▸ **Records provided**
=== Begin Enclosure ===

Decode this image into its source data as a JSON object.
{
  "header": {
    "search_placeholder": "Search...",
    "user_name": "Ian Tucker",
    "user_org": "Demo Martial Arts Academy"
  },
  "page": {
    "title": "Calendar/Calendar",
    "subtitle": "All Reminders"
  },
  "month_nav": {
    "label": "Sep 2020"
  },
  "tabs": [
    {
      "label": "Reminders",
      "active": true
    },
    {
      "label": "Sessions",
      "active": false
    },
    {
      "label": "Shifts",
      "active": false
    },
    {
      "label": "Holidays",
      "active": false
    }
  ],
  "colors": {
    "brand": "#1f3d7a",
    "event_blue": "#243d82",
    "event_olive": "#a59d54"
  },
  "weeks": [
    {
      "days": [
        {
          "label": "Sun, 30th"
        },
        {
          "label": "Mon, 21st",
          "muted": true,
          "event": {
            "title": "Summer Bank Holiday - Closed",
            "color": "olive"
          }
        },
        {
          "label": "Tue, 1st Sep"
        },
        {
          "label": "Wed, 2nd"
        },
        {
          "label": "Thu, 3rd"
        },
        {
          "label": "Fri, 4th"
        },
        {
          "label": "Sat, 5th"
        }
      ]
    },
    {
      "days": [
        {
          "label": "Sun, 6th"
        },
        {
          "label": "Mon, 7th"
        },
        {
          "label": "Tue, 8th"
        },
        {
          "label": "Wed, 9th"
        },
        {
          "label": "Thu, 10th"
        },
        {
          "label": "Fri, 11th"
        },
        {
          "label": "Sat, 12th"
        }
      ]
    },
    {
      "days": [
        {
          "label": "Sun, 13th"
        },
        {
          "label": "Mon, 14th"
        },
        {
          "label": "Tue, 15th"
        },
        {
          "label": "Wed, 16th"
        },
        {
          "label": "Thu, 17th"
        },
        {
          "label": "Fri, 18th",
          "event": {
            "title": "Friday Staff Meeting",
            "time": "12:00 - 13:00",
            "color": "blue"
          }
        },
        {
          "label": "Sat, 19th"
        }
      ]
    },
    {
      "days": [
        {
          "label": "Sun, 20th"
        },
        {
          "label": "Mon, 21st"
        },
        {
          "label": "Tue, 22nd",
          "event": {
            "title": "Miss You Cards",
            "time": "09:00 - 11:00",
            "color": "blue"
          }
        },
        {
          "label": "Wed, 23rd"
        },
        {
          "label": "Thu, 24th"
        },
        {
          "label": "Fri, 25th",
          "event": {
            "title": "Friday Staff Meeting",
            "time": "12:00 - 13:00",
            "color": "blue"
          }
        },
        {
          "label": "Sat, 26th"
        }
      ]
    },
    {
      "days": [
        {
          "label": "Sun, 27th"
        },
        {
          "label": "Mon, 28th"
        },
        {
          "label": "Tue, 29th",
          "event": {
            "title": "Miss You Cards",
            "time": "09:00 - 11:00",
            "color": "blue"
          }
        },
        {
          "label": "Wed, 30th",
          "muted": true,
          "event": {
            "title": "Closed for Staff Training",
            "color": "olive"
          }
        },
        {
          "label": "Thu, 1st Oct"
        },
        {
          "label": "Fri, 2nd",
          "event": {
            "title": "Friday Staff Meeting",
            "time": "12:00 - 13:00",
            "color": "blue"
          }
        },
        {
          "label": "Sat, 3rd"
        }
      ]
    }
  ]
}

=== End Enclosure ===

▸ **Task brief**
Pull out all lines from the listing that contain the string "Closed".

▸ **Solved problem**
            "title": "Summer Bank Holiday - Closed",
            "title": "Closed for Staff Training",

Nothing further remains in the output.